YOUR TASK: For the data that follows, return each line unchanged and drop the pictures.

DATA SUPPLIED:
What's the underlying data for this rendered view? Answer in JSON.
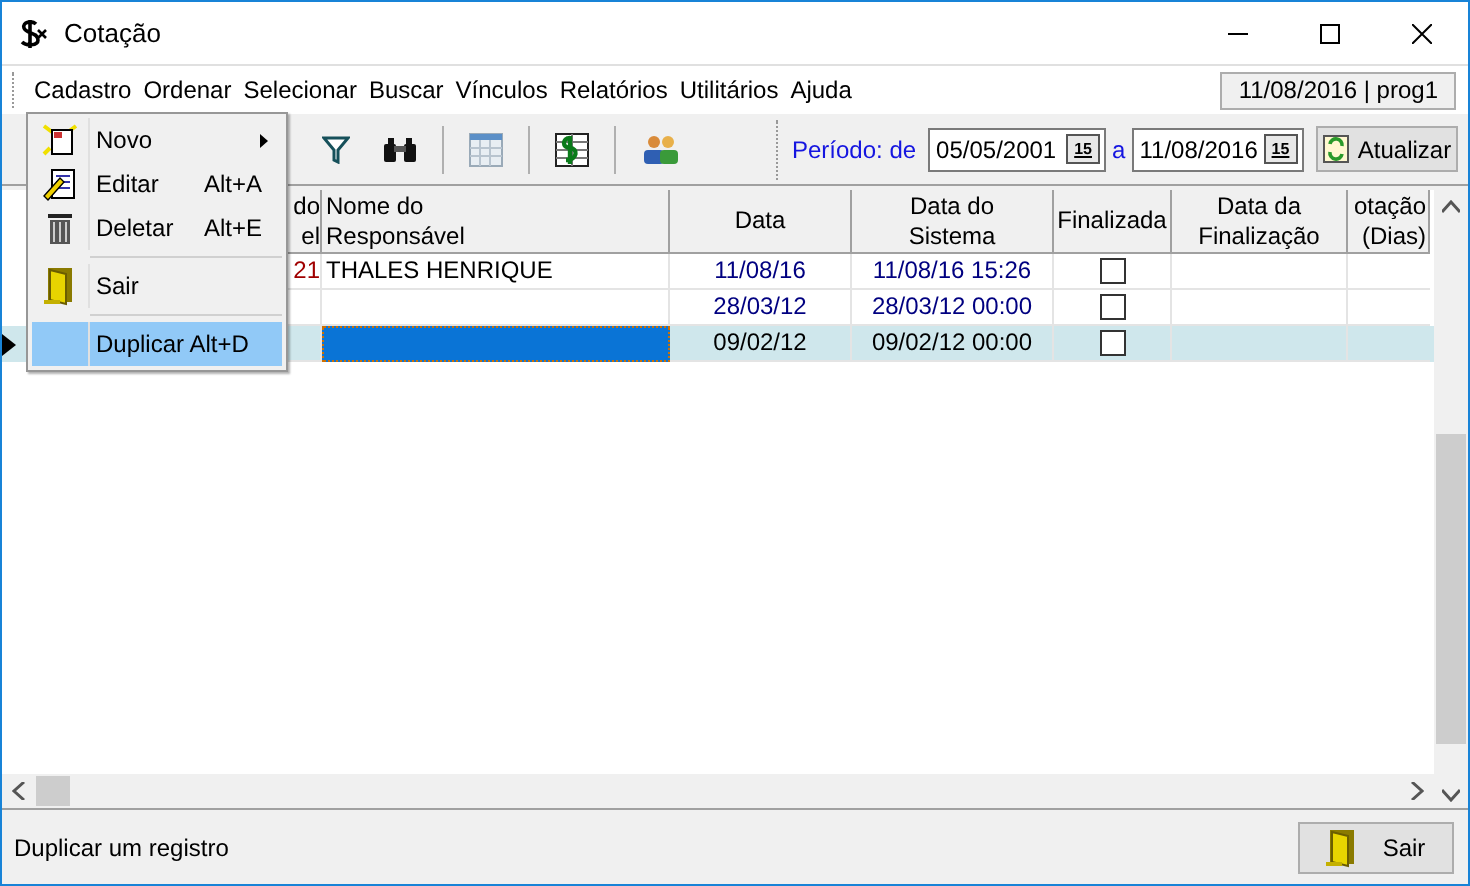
{
  "window": {
    "title": "Cotação"
  },
  "menu_bar": [
    {
      "label": "Cadastro"
    },
    {
      "label": "Ordenar"
    },
    {
      "label": "Selecionar"
    },
    {
      "label": "Buscar"
    },
    {
      "label": "Vínculos"
    },
    {
      "label": "Relatórios"
    },
    {
      "label": "Utilitários"
    },
    {
      "label": "Ajuda"
    }
  ],
  "session_label": "11/08/2016 | prog1",
  "period": {
    "label": "Período: de",
    "from": "05/05/2001",
    "from_calendar": "15",
    "separator": "a",
    "to": "11/08/2016",
    "to_calendar": "15",
    "refresh_button": "Atualizar"
  },
  "grid": {
    "columns": [
      [
        "do",
        "el"
      ],
      [
        "Nome do",
        "Responsável"
      ],
      [
        "Data"
      ],
      [
        "Data do",
        "Sistema"
      ],
      [
        "Finalizada"
      ],
      [
        "Data da",
        "Finalização"
      ],
      [
        "otação",
        "(Dias)"
      ]
    ],
    "rows": [
      {
        "current": false,
        "selected": false,
        "editing": false,
        "column_1": "21",
        "responsavel": "THALES HENRIQUE",
        "data": "11/08/16",
        "data_sistema": "11/08/16 15:26",
        "finalizada": false
      },
      {
        "current": false,
        "selected": false,
        "editing": false,
        "data": "28/03/12",
        "data_sistema": "28/03/12 00:00",
        "finalizada": false
      },
      {
        "current": true,
        "selected": true,
        "editing": true,
        "data": "09/02/12",
        "data_sistema": "09/02/12 00:00",
        "finalizada": false
      }
    ]
  },
  "dropdown_menu": [
    {
      "kind": "item",
      "label": "Novo",
      "submenu": true,
      "selected": false
    },
    {
      "kind": "item",
      "label": "Editar",
      "shortcut": "Alt+A",
      "submenu": false,
      "selected": false
    },
    {
      "kind": "item",
      "label": "Deletar",
      "shortcut": "Alt+E",
      "submenu": false,
      "selected": false
    },
    {
      "kind": "separator"
    },
    {
      "kind": "item",
      "label": "Sair",
      "submenu": false,
      "selected": false
    },
    {
      "kind": "separator"
    },
    {
      "kind": "item",
      "label": "Duplicar Alt+D",
      "submenu": false,
      "selected": true
    }
  ],
  "status_bar": {
    "text": "Duplicar um registro",
    "exit_button": "Sair"
  }
}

TASK OUTPUT:
What's the underlying data for this rendered view? Answer in JSON.
{
  "window": {
    "title": "Cotação"
  },
  "menu_bar": [
    {
      "label": "Cadastro"
    },
    {
      "label": "Ordenar"
    },
    {
      "label": "Selecionar"
    },
    {
      "label": "Buscar"
    },
    {
      "label": "Vínculos"
    },
    {
      "label": "Relatórios"
    },
    {
      "label": "Utilitários"
    },
    {
      "label": "Ajuda"
    }
  ],
  "session_label": "11/08/2016 | prog1",
  "period": {
    "label": "Período: de",
    "from": "05/05/2001",
    "from_calendar": "15",
    "separator": "a",
    "to": "11/08/2016",
    "to_calendar": "15",
    "refresh_button": "Atualizar"
  },
  "grid": {
    "columns": [
      [
        "do",
        "el"
      ],
      [
        "Nome do",
        "Responsável"
      ],
      [
        "Data"
      ],
      [
        "Data do",
        "Sistema"
      ],
      [
        "Finalizada"
      ],
      [
        "Data da",
        "Finalização"
      ],
      [
        "otação",
        "(Dias)"
      ]
    ],
    "rows": [
      {
        "current": false,
        "selected": false,
        "editing": false,
        "column_1": "21",
        "responsavel": "THALES HENRIQUE",
        "data": "11/08/16",
        "data_sistema": "11/08/16 15:26",
        "finalizada": false
      },
      {
        "current": false,
        "selected": false,
        "editing": false,
        "data": "28/03/12",
        "data_sistema": "28/03/12 00:00",
        "finalizada": false
      },
      {
        "current": true,
        "selected": true,
        "editing": true,
        "data": "09/02/12",
        "data_sistema": "09/02/12 00:00",
        "finalizada": false
      }
    ]
  },
  "dropdown_menu": [
    {
      "kind": "item",
      "label": "Novo",
      "submenu": true,
      "selected": false
    },
    {
      "kind": "item",
      "label": "Editar",
      "shortcut": "Alt+A",
      "submenu": false,
      "selected": false
    },
    {
      "kind": "item",
      "label": "Deletar",
      "shortcut": "Alt+E",
      "submenu": false,
      "selected": false
    },
    {
      "kind": "separator"
    },
    {
      "kind": "item",
      "label": "Sair",
      "submenu": false,
      "selected": false
    },
    {
      "kind": "separator"
    },
    {
      "kind": "item",
      "label": "Duplicar Alt+D",
      "submenu": false,
      "selected": true
    }
  ],
  "status_bar": {
    "text": "Duplicar um registro",
    "exit_button": "Sair"
  }
}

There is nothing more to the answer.